* Data to examine *
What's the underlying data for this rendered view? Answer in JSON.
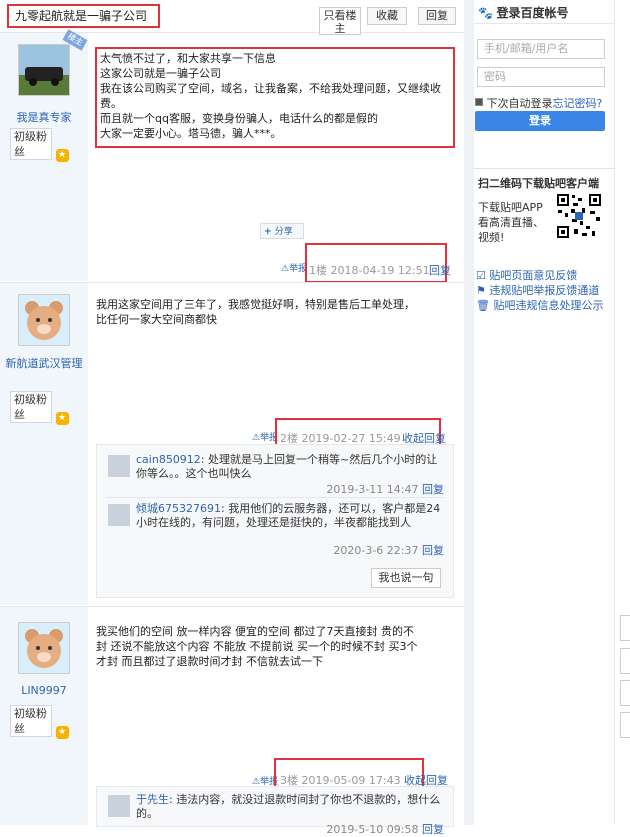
{
  "thread": {
    "title": "九零起航就是一骗子公司",
    "btn_only_op": "只看楼主",
    "btn_fav": "收藏",
    "btn_reply": "回复"
  },
  "login": {
    "title": "登录百度帐号",
    "username_placeholder": "手机/邮箱/用户名",
    "password_placeholder": "密码",
    "remember": "下次自动登录",
    "forgot": "忘记密码?",
    "submit": "登录"
  },
  "app": {
    "title": "扫二维码下载贴吧客户端",
    "desc": "下载贴吧APP 看高清直播、视频!"
  },
  "side_links": [
    "贴吧页面意见反馈",
    "违规贴吧举报反馈通道",
    "贴吧违规信息处理公示"
  ],
  "posts": [
    {
      "user": "我是真专家",
      "rank": "初级粉丝",
      "badge": "楼主",
      "lines": [
        "太气愤不过了，和大家共享一下信息",
        "这家公司就是一骗子公司",
        "我在该公司购买了空间，域名，让我备案，不给我处理问题，又继续收费。",
        "而且就一个qq客服，变换身份骗人，电话什么的都是假的",
        "大家一定要小心。塔马德，骗人***。"
      ],
      "share": "分享",
      "report": "举报",
      "floor_time": "1楼 2018-04-19 12:51",
      "reply": "回复"
    },
    {
      "user": "新航道武汉管理",
      "rank": "初级粉丝",
      "lines": [
        "我用这家空间用了三年了，我感觉挺好啊，特别是售后工单处理，",
        "比任何一家大空间商都快"
      ],
      "report": "举报",
      "floor_time": "2楼 2019-02-27 15:49",
      "collapse": "收起回复",
      "replies": [
        {
          "user": "cain850912",
          "text": "处理就是马上回复一个稍等~然后几个小时的让你等么。。这个也叫快么",
          "time": "2019-3-11 14:47",
          "reply": "回复"
        },
        {
          "user": "倾城675327691",
          "text": "我用他们的云服务器，还可以，客户都是24小时在线的，有问题，处理还是挺快的，半夜都能找到人",
          "time": "2020-3-6 22:37",
          "reply": "回复"
        }
      ],
      "say": "我也说一句"
    },
    {
      "user": "LIN9997",
      "rank": "初级粉丝",
      "lines": [
        "我买他们的空间 放一样内容 便宜的空间 都过了7天直接封 贵的不",
        "封 还说不能放这个内容 不能放 不提前说 买一个的时候不封 买3个",
        "才封 而且都过了退款时间才封 不信就去试一下"
      ],
      "report": "举报",
      "floor_time": "3楼 2019-05-09 17:43",
      "collapse": "收起回复",
      "replies": [
        {
          "user": "于先生",
          "text": "违法内容，就没过退款时间封了你也不退款的，想什么的。",
          "time": "2019-5-10 09:58",
          "reply": "回复"
        }
      ]
    }
  ]
}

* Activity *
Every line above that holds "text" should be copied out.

* Written solution *
          "text": "处理就是马上回复一个稍等~然后几个小时的让你等么。。这个也叫快么",
          "text": "我用他们的云服务器，还可以，客户都是24小时在线的，有问题，处理还是挺快的，半夜都能找到人",
          "text": "违法内容，就没过退款时间封了你也不退款的，想什么的。",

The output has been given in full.